Various Louisiana shipyards employ tens of thousands of workers. In fact, some of those companies are among the top employers in the state. If you've worked in a shipyard, you might have been exposed to some form of asbestos. Actually, asbestos is a general term given to various naturally occurring mineral fibers. For decades, manufacturers used asbestos as a component in fire retardants, ceiling and wall insulation, roofing materials, pipes, and other things. The problem is that many people who have worked with such products have later developed cancer.
Whether you've already moved on to another type of job, have retired or are still currently employed at a shipyard, you might have heard stories about cancer survivors who determined their illnesses were asbestos-related. Mesothelioma is the medical name of one type of asbestos-related cancer that can affect different organs in the body.
Are there symptoms, and if so, what are they?
It can be very difficult to detect cancer in the human body. However, there are several types of symptoms that might alert you to a problem. Some of these symptoms are also often present in minor illnesses, which is why not everyone goes rushing to the doctor every time they feel sick. If one or more of the following appear to be lingering, it is typically a good idea to see a doctor:
- Chest pain
- Dry cough
- Difficulty breathing
- Unexplained weight loss
- Abdominal discomfort
- Lack of appetite
- Trouble swallowing
This list is not extensive but does name some of the most common symptoms associated with different types of Mesothelioma. Often, such symptoms do not present until the disease has progressed to a later stage. It can be very frightening to know you are not feeling well yet be unsure of what the problem is, especially if you've worked in a shipyard and have heard about others suffering illness.
If a doctor diagnoses you with cancer, you will likely face many challenges as you battle the disease. Treatments often cause adverse side effects, and your road to recovery may be long. There are many resources available for cancer patients and their families. Others who have trod the path before you have found solace and support by connecting with those listed below:

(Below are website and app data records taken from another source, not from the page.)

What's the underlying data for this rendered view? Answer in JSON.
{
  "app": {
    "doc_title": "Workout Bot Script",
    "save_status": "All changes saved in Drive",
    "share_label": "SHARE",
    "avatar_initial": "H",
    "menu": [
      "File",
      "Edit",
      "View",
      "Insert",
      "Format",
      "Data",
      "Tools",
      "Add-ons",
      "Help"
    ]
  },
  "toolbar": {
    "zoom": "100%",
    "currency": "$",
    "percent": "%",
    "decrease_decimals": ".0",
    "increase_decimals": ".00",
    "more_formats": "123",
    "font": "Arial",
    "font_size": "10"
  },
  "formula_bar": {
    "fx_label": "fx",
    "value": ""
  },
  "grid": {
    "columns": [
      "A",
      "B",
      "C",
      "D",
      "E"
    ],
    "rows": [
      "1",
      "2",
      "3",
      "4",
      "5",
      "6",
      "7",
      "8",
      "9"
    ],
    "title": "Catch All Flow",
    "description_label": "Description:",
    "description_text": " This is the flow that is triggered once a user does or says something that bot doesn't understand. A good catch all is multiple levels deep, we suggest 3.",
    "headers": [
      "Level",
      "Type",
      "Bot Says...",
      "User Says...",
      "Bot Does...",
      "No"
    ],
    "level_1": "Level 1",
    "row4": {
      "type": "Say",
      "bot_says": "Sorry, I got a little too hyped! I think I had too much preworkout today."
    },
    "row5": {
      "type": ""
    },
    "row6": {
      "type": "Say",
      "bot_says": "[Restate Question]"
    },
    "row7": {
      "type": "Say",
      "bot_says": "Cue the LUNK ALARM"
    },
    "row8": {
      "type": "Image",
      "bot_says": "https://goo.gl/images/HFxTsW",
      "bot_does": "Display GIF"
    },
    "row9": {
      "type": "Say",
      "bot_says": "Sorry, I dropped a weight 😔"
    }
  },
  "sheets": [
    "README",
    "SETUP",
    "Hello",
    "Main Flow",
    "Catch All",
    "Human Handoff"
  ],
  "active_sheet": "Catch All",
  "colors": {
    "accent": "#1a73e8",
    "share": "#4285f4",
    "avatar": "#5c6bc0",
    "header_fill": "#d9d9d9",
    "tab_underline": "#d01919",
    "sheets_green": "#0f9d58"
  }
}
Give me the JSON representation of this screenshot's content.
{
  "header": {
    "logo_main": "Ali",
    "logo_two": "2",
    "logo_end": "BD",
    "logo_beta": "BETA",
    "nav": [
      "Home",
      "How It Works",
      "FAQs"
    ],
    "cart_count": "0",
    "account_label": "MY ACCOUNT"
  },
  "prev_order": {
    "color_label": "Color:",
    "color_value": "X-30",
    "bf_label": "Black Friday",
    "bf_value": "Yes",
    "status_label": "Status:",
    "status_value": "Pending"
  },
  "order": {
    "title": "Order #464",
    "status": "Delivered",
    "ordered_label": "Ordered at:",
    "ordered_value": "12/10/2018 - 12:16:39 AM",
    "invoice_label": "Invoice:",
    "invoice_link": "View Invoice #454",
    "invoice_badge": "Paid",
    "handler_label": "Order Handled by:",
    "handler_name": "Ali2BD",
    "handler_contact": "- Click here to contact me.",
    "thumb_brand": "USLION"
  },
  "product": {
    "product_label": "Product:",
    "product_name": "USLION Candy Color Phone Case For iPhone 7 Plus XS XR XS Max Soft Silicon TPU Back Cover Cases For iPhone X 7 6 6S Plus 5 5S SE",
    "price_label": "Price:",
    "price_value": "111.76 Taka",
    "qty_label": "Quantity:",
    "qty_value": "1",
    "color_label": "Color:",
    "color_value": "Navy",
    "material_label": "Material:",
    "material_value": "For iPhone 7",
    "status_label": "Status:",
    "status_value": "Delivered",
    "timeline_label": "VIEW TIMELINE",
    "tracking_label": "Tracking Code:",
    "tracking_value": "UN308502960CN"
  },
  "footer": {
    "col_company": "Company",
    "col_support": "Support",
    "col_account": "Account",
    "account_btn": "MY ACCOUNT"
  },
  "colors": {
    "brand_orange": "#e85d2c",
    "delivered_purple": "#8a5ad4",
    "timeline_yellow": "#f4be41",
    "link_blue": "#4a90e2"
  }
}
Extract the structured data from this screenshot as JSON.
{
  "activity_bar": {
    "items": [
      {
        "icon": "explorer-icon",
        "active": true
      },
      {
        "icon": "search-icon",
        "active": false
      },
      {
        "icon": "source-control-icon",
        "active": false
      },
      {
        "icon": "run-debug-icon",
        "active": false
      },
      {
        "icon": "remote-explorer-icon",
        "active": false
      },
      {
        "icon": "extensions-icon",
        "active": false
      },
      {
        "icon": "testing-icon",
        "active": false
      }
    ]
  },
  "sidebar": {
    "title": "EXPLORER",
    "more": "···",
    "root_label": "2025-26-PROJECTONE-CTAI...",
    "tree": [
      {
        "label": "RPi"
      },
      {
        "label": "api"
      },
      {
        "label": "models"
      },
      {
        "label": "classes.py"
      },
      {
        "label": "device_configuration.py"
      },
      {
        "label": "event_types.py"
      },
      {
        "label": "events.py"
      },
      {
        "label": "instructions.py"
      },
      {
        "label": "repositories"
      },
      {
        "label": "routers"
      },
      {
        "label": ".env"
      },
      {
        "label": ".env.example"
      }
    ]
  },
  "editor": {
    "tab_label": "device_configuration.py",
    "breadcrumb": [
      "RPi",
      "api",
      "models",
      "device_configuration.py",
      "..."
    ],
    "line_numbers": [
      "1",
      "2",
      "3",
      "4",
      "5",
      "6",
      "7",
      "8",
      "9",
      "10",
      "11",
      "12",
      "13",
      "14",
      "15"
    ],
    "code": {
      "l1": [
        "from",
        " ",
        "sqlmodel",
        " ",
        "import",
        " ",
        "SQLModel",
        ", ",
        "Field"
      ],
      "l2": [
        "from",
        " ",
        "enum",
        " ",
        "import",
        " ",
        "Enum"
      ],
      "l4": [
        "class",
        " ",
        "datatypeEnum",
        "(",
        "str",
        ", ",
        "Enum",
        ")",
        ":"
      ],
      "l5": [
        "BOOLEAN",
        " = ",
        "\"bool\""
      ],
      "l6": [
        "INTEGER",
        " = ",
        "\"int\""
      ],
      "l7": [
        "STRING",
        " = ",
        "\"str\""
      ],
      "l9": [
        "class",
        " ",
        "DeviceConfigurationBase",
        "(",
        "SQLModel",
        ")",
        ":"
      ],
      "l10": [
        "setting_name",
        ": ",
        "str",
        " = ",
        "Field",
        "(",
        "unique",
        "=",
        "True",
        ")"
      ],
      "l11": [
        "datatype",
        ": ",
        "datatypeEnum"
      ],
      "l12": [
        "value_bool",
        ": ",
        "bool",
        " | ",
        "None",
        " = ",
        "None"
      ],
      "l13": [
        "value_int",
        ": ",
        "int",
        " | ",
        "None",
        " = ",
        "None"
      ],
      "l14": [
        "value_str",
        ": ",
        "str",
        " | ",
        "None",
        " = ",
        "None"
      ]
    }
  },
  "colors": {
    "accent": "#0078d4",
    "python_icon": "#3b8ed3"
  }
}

- A priest, minister or other community faith leader in your Louisiana region
- A trusted friend who is also a cancer survivor
- A licensed counselor experienced in dealing with serious chronic health issues
- A licensed life coach who can help you define your goals and work toward them
- A holistic nutritionist and/or doctor who can help you explore alternative treatments
- A skilled personal injury attorney who can clarify legal issues should you decide to file a claim
It's impossible to presume a particular outcome when it comes to fighting cancer. Medical care and living assistance associated with the disease is very expensive. Depending on your condition (which might fluctuate), you might not be able to work. Compensation can often be obtained through successful litigation that seeks monetary judgment against any parties deemed liable for a particular situation.